▶ **Given records**
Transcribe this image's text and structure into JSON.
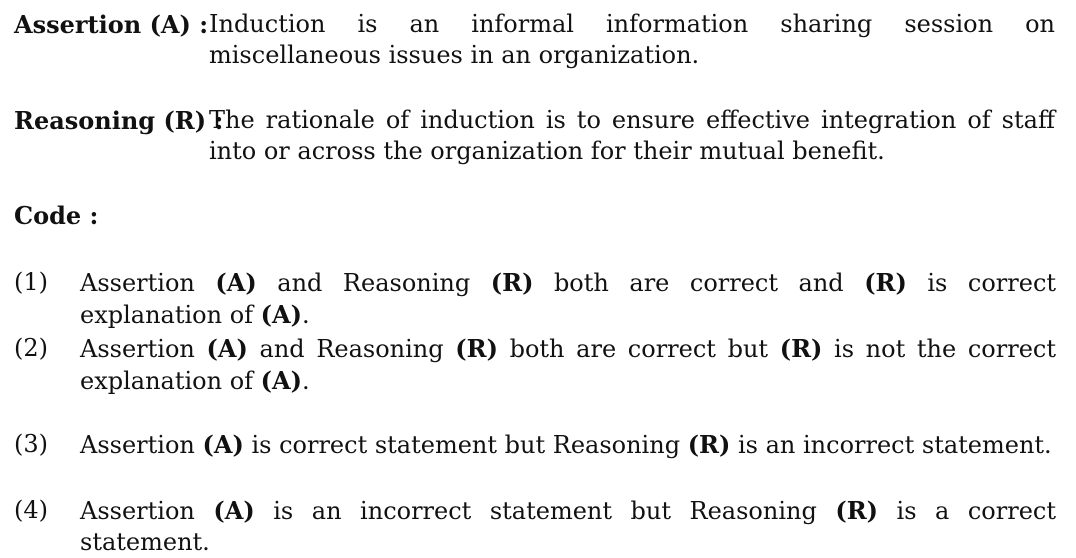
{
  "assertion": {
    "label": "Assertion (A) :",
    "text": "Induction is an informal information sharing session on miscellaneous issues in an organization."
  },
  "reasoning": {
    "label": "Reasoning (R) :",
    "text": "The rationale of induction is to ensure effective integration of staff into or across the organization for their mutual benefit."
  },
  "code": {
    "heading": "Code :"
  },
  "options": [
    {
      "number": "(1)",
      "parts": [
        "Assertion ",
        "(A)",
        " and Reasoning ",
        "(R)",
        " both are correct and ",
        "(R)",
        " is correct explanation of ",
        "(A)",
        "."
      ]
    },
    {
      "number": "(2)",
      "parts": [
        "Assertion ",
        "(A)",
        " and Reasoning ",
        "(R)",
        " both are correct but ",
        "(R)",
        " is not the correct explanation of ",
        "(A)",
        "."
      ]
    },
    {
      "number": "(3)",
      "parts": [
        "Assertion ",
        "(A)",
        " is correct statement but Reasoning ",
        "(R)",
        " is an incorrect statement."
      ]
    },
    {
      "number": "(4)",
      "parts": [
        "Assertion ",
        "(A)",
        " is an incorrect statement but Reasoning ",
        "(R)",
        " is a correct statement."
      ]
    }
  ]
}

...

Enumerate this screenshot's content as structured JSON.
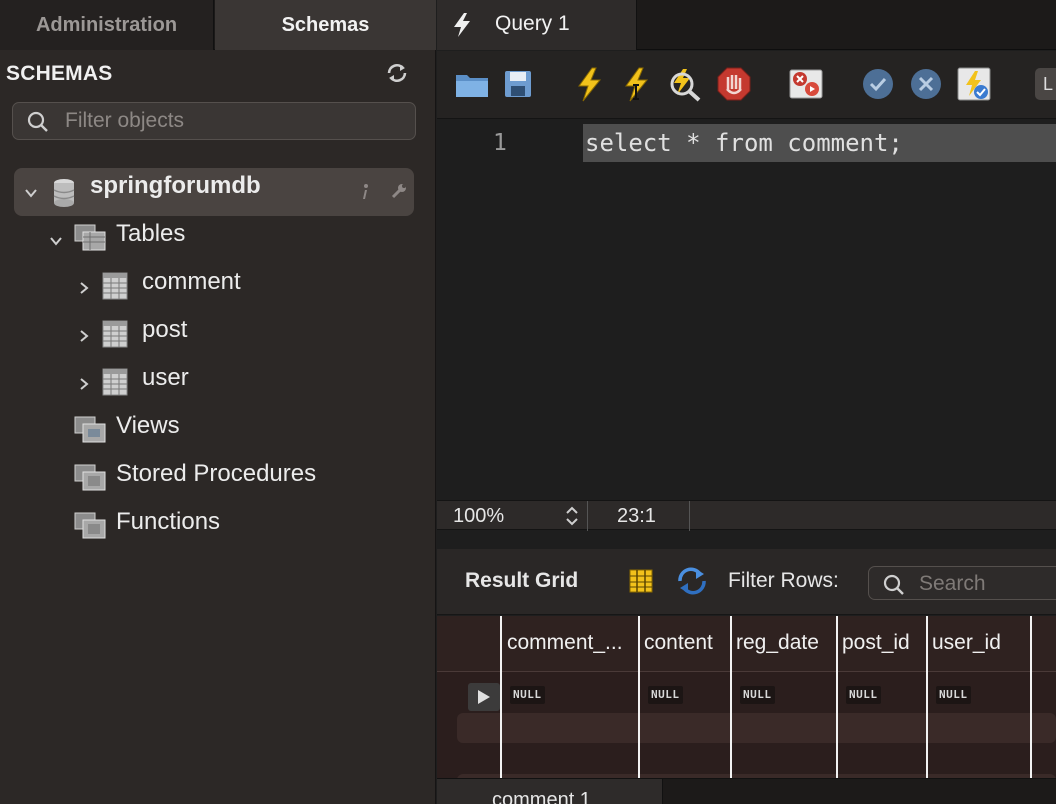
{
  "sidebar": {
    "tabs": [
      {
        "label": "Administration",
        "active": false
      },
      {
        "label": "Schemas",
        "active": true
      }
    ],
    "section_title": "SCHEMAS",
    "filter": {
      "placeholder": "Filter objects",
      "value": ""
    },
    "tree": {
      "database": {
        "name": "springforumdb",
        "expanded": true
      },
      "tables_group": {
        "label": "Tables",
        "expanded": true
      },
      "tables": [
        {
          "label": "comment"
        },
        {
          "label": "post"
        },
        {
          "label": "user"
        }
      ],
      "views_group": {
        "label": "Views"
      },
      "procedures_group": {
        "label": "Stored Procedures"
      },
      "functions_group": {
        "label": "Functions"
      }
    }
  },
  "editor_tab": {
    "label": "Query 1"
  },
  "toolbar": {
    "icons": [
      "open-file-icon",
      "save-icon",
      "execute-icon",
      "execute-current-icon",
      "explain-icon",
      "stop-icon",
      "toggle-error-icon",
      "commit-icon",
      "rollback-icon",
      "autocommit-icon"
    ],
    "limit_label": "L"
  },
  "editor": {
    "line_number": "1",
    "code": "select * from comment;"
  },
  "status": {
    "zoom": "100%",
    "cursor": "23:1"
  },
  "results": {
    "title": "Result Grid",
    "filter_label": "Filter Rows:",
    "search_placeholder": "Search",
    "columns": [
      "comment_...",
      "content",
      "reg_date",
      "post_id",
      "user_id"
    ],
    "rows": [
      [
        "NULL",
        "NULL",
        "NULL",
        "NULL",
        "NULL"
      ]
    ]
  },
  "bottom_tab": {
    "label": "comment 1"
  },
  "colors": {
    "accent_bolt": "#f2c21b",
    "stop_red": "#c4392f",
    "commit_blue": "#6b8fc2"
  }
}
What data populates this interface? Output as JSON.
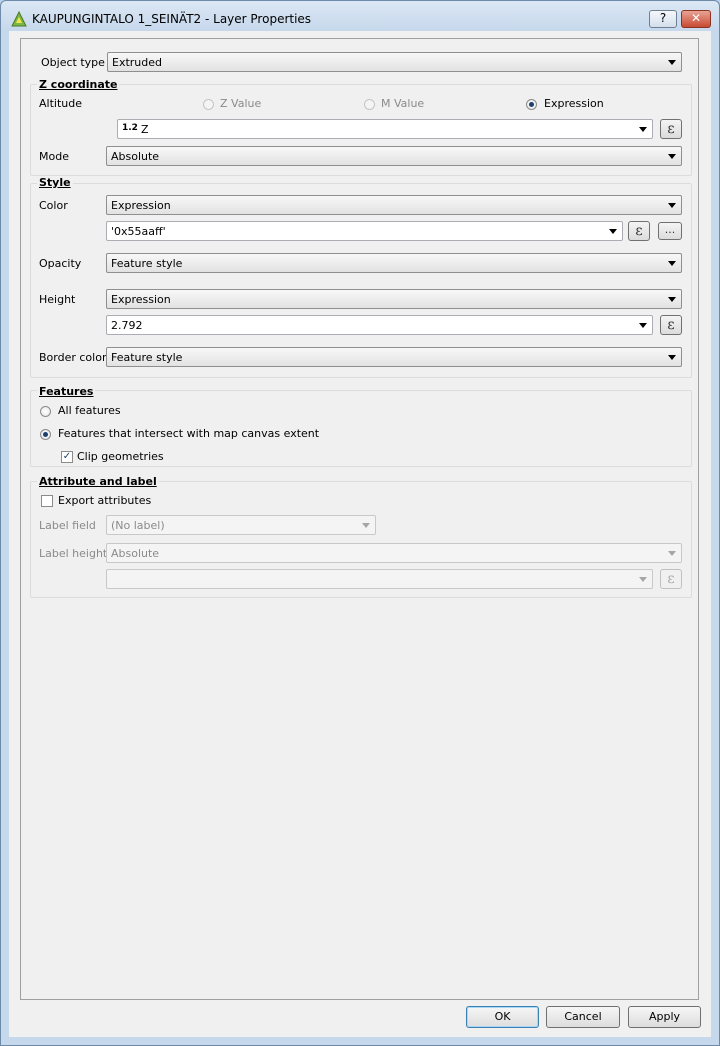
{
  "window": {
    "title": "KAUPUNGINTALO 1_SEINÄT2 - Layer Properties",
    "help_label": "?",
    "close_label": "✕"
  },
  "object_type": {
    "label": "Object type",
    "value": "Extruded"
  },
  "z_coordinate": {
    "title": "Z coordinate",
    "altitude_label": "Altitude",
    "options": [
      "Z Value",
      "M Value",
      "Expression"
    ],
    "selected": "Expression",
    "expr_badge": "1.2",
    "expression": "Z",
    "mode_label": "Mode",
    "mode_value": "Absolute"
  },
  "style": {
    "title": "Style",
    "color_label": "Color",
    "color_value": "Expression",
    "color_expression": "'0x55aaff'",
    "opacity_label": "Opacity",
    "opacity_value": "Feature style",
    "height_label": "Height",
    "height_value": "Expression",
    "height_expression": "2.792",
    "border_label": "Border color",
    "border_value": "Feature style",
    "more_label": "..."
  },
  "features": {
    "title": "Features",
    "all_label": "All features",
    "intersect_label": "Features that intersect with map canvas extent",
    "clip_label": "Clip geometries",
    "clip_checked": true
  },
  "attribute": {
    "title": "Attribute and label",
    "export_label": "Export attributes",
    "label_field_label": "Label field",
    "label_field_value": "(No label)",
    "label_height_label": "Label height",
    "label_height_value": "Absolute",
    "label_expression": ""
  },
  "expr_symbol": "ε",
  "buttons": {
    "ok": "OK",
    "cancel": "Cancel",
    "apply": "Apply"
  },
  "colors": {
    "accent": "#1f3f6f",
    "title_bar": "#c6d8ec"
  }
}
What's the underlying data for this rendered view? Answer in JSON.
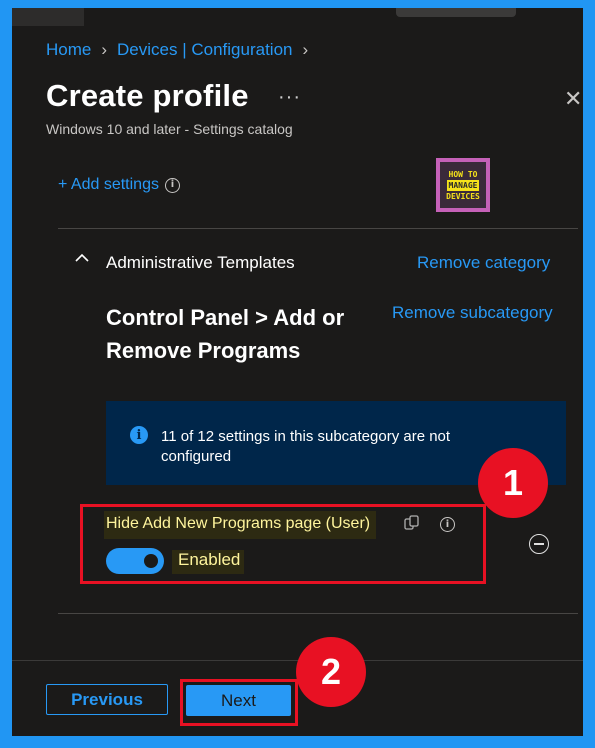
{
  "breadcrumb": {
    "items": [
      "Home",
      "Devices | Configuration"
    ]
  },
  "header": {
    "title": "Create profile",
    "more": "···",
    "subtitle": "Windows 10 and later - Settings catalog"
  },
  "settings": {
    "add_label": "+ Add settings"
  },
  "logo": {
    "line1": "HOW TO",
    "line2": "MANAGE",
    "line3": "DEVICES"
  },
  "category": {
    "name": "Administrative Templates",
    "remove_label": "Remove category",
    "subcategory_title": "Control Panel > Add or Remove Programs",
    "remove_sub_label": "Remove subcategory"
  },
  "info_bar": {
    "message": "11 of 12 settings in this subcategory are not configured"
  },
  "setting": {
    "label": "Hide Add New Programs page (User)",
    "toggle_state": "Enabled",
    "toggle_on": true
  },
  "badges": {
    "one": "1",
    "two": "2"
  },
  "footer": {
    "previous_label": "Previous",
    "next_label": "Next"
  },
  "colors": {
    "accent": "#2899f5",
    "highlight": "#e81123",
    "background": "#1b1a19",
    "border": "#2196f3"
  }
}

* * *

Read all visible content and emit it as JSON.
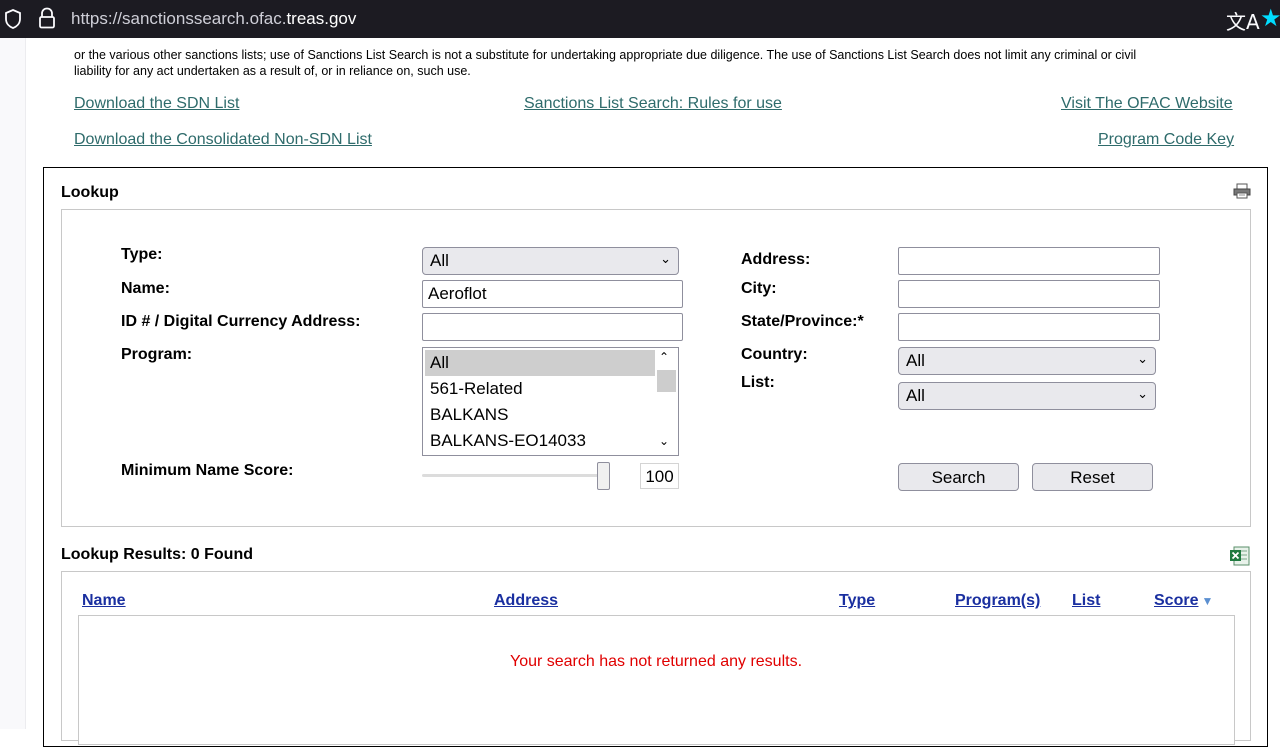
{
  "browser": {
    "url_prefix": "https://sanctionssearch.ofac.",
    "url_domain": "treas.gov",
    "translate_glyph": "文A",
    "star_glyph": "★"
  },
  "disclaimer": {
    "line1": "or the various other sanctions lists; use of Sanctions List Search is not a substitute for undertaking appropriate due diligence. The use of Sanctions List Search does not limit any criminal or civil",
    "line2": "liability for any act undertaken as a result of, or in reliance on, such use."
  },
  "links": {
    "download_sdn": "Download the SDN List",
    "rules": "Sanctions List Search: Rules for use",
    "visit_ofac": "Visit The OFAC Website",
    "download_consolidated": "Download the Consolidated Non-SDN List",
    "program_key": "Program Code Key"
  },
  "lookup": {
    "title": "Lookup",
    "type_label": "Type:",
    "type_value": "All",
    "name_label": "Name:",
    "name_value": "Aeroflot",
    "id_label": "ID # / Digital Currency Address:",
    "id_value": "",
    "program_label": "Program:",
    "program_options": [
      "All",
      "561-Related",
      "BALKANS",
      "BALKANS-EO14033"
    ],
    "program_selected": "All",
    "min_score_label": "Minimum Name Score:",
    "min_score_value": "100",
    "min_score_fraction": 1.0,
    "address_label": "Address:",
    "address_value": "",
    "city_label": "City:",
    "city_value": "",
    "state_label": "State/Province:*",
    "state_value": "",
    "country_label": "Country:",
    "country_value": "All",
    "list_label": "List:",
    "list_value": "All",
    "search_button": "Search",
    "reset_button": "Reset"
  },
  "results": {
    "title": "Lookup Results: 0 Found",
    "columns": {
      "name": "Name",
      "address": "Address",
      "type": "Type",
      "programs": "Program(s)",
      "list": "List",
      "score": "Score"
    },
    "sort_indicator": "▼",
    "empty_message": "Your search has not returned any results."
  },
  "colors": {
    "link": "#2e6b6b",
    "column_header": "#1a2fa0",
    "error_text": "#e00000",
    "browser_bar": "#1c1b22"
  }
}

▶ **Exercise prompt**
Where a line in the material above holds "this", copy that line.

▶ **Exercise answer**
Transcribe this image's text and structure into JSON.
Enumerate this screenshot's content as structured JSON.
What data populates this interface? Output as JSON.
What's the underlying data for this rendered view? Answer in JSON.
    "message": "11 of 12 settings in this subcategory are not configured"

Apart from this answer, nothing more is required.